INFORMATION Start Marker
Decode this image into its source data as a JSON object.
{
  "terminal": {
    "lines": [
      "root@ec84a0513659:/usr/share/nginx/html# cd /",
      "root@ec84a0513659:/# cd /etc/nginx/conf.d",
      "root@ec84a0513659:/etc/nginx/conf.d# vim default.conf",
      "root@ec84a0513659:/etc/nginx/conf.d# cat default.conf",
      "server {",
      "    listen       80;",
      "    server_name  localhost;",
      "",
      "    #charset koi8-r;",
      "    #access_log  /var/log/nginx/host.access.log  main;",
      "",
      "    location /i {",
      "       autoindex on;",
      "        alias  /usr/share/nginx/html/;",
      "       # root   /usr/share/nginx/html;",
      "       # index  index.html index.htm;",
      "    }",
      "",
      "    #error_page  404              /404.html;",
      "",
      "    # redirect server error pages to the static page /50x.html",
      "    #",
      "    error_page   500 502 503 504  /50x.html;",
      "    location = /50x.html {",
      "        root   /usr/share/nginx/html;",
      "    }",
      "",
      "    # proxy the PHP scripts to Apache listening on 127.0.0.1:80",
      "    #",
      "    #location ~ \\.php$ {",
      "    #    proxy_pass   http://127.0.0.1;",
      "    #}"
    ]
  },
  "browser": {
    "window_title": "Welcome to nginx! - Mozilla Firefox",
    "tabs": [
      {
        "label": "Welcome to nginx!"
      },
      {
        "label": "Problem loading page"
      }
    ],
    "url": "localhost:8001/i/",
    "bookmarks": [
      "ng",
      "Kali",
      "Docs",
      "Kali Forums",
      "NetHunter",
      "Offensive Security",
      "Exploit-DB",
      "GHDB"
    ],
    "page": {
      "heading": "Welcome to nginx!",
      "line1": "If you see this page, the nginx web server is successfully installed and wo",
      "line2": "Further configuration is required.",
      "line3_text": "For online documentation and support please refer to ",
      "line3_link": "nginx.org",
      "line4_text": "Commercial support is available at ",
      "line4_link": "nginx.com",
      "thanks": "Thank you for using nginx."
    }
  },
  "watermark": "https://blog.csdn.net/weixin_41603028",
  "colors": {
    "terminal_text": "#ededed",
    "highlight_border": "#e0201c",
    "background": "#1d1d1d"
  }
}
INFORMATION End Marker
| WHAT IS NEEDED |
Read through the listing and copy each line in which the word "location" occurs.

| COMPLETED TASK |
      "    location /i {",
      "    location = /50x.html {",
      "    #location ~ \\.php$ {",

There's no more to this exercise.